My first pregnancy I regarded as a license to drink chocolate milk. It was brilliant. Whatever I fancied I could label a craving. Everybody knows pregnancy cravings must be respected. If I’m honest, I don’t think I ever really craved anything when I was pregnant. I just allowed myself to be greedy.

Unsurprisingly, post pregnancy, I found myself shopping for size 16 clothes and weighing in at 14st.

I was no longer content with my size.

The trouble was that there was no way to lose the weight just by exercise. I had a new baby and was trying to breast feed. I couldn’t find the time to exercise.

So exercise took on a new meaning. I walked. I walked and I walked. I walked in the sunshine, I walked in the rain and I walked in the snow. The great thing about small babies is that they love to sleep and they love to look at stuff. Baby Danny loved his buggy.

I did a bit of running too and started going to the gym a couple of times a week.

I also discovered the My Fitness Pal app. I counted calories and I tracked steps and gradually I lost weight. Danny turned one and I was down two stone.

Hurrah for me.

Then came pregnancy number two. I lost the baby very early and to be honest, my weight was the least of my concerns.

Pregnancy number three had the very happy outcome of baby Ellen. This time I was more careful. I did not drink my own weight in chocolate milk. I accepted that I would gain weight, but I wouldn’t go wild this time.

Ellen was born and I was 14st 8lb.

I felt like I had been cheated out of 9 months of chocolate milk.

Back to my fitness pal. Back to the pedometer.

It was harder to walk everywhere this time as I had a 2 year old as well as a newborn. 2 year olds don’t like to walk for miles, or to sit in buggies for any length of time.

I got into running, I entered a marathon. I did too much too soon and never got to the start line of the marathon.

Ellen turned one and I was still 13 stone.

When I got the cargo bike and started using it five days a week getting Danny to nursery, I finally started to lose the weight. Six months of using the bike for transport and I was back to my pre-pregnancy weight.

Hurrah for me.

But here’s the thing. My weight no longer just hovers around 11st 7lb. Instead, it likes to creep its way up to 12 stone. Maybe this is due to having children. Maybe it’s due to reaching my 40s. Maybe it doesn’t matter why.

I don’t want to be skinny but there are some weight related things I do want:

  • I want to go back to being content with my body.
  • I want to set an example to my children of healthy eating and healthy weight.
  • I want to race time trials this year and be as fast as I was before I had children.
  • I want to cook one evening meal which everyone eats.
  • I want to be able to drink wine and eat cake occasionally.

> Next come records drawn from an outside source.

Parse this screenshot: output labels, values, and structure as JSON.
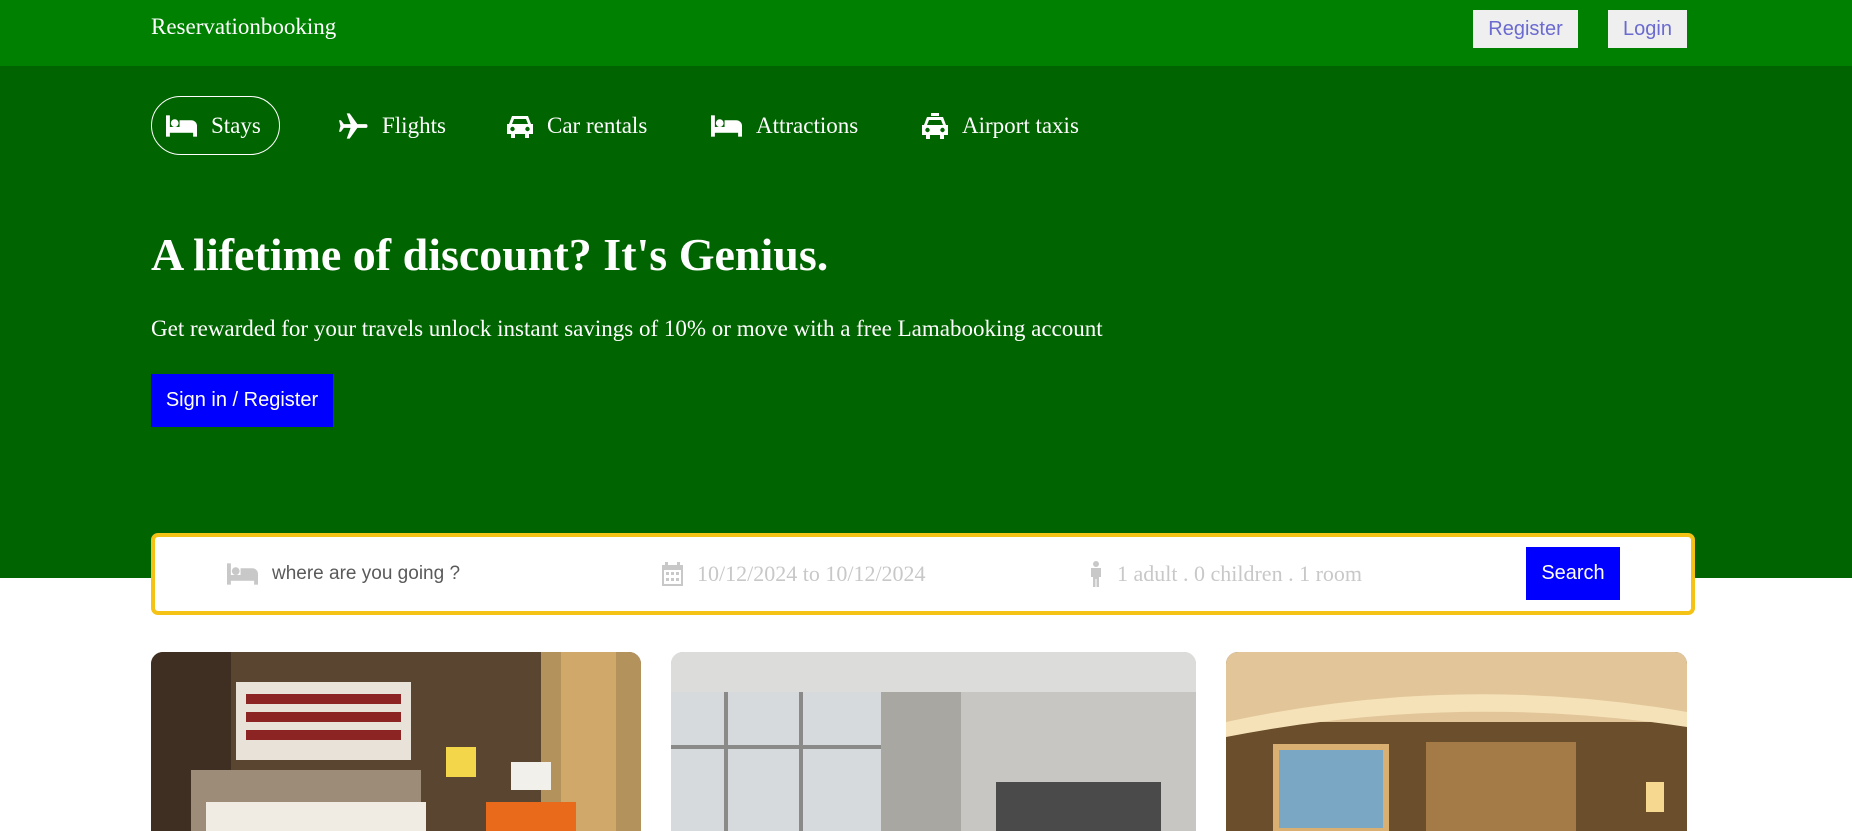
{
  "brand": "Reservationbooking",
  "navbar": {
    "register_label": "Register",
    "login_label": "Login"
  },
  "tabs": [
    {
      "label": "Stays",
      "icon": "bed-icon",
      "active": true
    },
    {
      "label": "Flights",
      "icon": "plane-icon",
      "active": false
    },
    {
      "label": "Car rentals",
      "icon": "car-icon",
      "active": false
    },
    {
      "label": "Attractions",
      "icon": "bed-icon",
      "active": false
    },
    {
      "label": "Airport taxis",
      "icon": "taxi-icon",
      "active": false
    }
  ],
  "hero": {
    "title": "A lifetime of discount? It's Genius.",
    "subtitle": "Get rewarded for your travels unlock instant savings of 10% or move with a free Lamabooking account",
    "signin_label": "Sign in / Register"
  },
  "search": {
    "destination_placeholder": "where are you going ?",
    "dates": "10/12/2024 to 10/12/2024",
    "guests": "1 adult . 0 children . 1 room",
    "button_label": "Search"
  },
  "cards": [
    {
      "image": "hotel-room-photo"
    },
    {
      "image": "hotel-room-photo"
    },
    {
      "image": "hotel-room-photo"
    }
  ],
  "colors": {
    "navbar": "#008000",
    "header": "#006400",
    "primary_button": "#0000ff",
    "searchbar_border": "#f5c216"
  }
}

So my challenge for the start of 2017 is to find a way to balance all these wants.

Right now, I’m going to give this some serious thought. While enjoying a slice of Christmas cake.